The true value of a successful PMO is demonstrated by the culture and values of the organization and its stakeholders. It can be recognized by observing the behavior of its participants in conducting their day to day business. Someone once stated, that a successful PMO culture is said to exist when stakeholders demonstrate a healthy respect for both a dollar and a minute of time in expending the organization’s resources.

Read Also

Disrupt Your Legacy Application Portfolio to Improve Security And...

Jonathan Behnke, Chief Information Officer, City of San Diego

Why a Credentialing Strategy Must be Part of Your Digital Strategy

Jack Suess, CIO, Collin Mood, Senior Computer Engineering, University of Maryland Baltimore County

The Convergence of IT with the Internet of Things Innovation

Andy Shang, Vice President of Engineering, Gold Medal Products

It’s On People: The Undeniable Cultural Impact in a Digital...

Nuno Pedras, Chief Information & Digital Officer, Galp

A Promising Road Ahead for Insurtech

Chris Purcell, CIO, PEMCO

Bolloré Logistics Australia becomes a global leader in the use of...

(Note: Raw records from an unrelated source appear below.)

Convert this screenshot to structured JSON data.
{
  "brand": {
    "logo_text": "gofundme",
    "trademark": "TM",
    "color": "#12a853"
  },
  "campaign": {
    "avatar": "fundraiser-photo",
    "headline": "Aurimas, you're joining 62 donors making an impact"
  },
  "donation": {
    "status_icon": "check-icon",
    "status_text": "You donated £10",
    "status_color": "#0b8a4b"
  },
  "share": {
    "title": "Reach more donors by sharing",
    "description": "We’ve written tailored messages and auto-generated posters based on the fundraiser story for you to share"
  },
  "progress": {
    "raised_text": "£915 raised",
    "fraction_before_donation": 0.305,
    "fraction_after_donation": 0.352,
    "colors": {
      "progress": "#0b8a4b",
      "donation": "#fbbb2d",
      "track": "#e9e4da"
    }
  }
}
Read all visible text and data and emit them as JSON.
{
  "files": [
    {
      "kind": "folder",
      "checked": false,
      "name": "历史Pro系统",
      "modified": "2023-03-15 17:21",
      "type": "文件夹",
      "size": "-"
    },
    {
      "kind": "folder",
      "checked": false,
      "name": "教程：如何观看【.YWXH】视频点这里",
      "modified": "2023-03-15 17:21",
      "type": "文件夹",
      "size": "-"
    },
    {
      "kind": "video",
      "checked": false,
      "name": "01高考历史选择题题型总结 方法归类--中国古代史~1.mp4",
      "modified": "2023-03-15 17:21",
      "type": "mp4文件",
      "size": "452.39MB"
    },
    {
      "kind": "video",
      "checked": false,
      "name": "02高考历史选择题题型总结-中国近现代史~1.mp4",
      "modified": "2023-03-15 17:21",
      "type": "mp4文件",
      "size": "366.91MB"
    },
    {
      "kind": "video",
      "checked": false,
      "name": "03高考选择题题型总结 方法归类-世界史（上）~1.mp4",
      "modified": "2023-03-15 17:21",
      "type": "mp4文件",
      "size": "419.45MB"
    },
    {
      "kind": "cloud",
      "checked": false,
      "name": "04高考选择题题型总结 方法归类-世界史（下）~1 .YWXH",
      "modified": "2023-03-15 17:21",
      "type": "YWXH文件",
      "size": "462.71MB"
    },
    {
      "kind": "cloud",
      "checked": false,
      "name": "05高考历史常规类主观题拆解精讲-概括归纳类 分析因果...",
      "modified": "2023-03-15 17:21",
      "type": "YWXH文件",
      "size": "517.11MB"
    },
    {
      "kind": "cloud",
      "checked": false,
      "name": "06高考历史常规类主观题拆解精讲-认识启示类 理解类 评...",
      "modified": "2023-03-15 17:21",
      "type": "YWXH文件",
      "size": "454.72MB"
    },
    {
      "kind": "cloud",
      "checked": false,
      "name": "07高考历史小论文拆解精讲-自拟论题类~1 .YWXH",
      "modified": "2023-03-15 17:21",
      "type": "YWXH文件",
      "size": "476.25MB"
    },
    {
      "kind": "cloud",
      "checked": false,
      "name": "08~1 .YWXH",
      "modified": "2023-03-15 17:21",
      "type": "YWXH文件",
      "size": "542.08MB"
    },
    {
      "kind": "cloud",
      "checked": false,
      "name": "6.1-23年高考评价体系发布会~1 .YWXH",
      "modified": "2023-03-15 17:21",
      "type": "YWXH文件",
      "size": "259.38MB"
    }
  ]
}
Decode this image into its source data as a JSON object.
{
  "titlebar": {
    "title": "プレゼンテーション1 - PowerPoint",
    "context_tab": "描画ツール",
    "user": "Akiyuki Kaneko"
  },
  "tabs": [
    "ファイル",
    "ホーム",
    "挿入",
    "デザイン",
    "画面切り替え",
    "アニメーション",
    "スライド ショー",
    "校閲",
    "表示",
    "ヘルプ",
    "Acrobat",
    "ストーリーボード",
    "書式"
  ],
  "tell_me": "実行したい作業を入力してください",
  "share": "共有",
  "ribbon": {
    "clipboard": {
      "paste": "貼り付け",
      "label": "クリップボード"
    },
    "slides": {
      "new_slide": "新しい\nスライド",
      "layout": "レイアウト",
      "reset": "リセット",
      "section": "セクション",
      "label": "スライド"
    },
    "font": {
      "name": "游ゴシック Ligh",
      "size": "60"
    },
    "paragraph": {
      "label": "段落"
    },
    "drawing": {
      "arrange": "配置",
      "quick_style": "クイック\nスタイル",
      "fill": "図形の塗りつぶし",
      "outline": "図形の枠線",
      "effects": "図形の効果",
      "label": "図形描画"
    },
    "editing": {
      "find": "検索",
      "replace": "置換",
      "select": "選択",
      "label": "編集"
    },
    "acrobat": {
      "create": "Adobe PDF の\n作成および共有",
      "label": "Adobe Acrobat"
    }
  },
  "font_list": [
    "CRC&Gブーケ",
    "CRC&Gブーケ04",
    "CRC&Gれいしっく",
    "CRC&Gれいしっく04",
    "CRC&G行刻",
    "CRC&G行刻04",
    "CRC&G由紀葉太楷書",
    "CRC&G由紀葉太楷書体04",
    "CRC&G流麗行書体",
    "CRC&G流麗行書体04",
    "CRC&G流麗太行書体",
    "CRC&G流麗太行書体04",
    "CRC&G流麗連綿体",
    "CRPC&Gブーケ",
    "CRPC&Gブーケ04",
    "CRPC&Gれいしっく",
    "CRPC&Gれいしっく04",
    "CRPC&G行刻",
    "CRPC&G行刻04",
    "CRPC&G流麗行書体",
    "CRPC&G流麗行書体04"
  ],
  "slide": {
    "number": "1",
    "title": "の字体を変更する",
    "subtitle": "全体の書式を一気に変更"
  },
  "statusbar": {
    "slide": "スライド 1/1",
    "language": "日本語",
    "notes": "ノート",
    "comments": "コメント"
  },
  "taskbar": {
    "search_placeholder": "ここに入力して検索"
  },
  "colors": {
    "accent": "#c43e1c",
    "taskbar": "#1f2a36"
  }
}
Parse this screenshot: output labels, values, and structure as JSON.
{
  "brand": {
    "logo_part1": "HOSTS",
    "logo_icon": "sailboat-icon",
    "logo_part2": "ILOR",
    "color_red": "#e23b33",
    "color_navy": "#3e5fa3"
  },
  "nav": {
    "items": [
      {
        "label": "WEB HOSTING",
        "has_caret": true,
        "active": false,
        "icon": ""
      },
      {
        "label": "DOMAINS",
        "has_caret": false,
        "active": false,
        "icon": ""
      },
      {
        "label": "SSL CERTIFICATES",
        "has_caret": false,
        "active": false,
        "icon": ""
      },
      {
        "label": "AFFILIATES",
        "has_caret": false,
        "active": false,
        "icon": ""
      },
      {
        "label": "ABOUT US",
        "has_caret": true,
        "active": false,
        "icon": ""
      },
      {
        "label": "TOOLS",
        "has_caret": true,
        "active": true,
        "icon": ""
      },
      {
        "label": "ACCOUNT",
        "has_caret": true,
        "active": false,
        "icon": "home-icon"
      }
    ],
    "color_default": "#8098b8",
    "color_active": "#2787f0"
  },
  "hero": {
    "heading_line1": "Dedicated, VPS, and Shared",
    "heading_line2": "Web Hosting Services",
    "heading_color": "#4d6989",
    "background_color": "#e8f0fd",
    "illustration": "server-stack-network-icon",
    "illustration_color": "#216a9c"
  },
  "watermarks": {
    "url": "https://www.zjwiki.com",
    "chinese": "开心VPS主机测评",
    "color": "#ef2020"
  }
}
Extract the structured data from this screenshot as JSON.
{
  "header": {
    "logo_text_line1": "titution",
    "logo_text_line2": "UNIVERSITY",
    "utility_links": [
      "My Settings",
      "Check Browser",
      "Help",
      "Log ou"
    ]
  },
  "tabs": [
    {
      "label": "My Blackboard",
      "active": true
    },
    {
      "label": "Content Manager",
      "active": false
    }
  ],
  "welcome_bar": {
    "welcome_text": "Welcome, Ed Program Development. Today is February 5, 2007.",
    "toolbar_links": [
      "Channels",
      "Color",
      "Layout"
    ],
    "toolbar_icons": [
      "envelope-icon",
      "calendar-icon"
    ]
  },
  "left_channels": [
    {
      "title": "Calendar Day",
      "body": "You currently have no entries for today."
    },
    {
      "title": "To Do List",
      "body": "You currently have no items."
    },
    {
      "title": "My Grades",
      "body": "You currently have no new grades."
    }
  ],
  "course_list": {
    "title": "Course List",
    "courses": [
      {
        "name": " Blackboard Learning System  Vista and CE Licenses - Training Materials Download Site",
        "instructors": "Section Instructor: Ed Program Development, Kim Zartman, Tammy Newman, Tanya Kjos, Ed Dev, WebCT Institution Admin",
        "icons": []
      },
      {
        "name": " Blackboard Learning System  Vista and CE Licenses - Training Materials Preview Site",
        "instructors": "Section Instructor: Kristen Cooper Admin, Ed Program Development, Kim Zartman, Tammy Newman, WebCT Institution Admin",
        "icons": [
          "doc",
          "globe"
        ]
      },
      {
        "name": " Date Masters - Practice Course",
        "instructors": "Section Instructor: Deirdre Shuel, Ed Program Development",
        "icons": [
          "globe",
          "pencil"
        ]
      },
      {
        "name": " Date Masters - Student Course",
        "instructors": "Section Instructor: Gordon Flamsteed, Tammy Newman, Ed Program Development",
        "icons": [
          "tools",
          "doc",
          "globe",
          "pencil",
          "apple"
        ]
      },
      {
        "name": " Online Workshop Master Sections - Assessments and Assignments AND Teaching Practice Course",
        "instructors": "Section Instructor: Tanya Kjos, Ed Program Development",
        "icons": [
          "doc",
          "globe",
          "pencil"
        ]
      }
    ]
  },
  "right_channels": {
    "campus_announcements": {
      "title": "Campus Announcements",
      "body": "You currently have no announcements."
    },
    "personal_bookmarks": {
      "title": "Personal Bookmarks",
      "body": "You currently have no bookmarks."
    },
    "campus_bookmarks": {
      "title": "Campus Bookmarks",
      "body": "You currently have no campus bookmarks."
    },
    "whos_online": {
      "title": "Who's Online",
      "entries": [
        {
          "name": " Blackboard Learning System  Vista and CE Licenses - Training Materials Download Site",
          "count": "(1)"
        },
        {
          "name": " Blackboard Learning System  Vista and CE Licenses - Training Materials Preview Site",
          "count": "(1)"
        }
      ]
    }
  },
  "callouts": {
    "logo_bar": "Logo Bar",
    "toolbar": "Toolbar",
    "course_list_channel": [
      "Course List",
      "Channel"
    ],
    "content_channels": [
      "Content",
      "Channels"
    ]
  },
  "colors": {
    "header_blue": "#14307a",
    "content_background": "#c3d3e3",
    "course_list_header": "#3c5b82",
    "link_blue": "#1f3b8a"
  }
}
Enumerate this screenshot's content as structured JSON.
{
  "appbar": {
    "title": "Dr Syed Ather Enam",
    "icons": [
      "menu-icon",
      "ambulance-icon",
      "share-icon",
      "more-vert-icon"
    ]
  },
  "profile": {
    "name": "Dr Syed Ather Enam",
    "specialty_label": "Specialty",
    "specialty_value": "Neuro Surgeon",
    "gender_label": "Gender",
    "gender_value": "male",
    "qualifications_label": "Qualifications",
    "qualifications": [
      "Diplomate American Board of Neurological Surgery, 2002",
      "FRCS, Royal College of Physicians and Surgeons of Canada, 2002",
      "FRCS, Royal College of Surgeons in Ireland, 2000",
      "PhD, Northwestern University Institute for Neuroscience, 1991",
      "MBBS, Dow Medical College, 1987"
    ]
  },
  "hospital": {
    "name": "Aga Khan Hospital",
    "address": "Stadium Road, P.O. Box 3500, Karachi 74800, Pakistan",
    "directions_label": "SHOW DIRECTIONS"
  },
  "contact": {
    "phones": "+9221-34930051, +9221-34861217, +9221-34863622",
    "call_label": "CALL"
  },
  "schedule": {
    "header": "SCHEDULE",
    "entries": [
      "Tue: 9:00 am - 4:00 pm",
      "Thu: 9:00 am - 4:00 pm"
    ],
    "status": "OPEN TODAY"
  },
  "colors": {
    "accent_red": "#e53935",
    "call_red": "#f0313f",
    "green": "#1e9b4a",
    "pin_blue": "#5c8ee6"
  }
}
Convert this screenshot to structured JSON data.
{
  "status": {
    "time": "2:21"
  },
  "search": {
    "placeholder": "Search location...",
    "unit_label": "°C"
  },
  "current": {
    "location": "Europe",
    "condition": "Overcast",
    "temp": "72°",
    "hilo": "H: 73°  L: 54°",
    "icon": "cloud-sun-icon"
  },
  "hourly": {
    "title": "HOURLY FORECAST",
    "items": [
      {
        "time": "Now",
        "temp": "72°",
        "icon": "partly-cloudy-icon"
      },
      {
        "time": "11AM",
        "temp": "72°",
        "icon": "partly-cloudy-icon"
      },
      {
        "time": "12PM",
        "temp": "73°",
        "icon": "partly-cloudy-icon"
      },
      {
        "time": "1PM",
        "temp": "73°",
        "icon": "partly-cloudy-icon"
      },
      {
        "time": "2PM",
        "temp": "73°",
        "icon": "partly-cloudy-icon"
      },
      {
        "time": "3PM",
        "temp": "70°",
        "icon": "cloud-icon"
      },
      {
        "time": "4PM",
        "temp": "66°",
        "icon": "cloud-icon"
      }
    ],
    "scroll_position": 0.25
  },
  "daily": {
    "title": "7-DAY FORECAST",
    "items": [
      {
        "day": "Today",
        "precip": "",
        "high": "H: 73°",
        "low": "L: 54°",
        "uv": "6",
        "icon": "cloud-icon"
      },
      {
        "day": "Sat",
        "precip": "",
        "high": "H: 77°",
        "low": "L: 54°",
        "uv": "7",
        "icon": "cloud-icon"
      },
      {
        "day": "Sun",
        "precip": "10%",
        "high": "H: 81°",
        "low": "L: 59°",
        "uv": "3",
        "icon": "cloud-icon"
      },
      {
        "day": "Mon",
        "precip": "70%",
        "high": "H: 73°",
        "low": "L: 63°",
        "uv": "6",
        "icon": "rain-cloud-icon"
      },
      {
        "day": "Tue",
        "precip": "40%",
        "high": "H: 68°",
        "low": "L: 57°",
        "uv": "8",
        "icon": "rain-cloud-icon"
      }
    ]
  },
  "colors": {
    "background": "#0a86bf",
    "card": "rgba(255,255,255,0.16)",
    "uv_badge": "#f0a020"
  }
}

Stuart Darby, Commercial Director - Pacific Region, Bolloré Logistics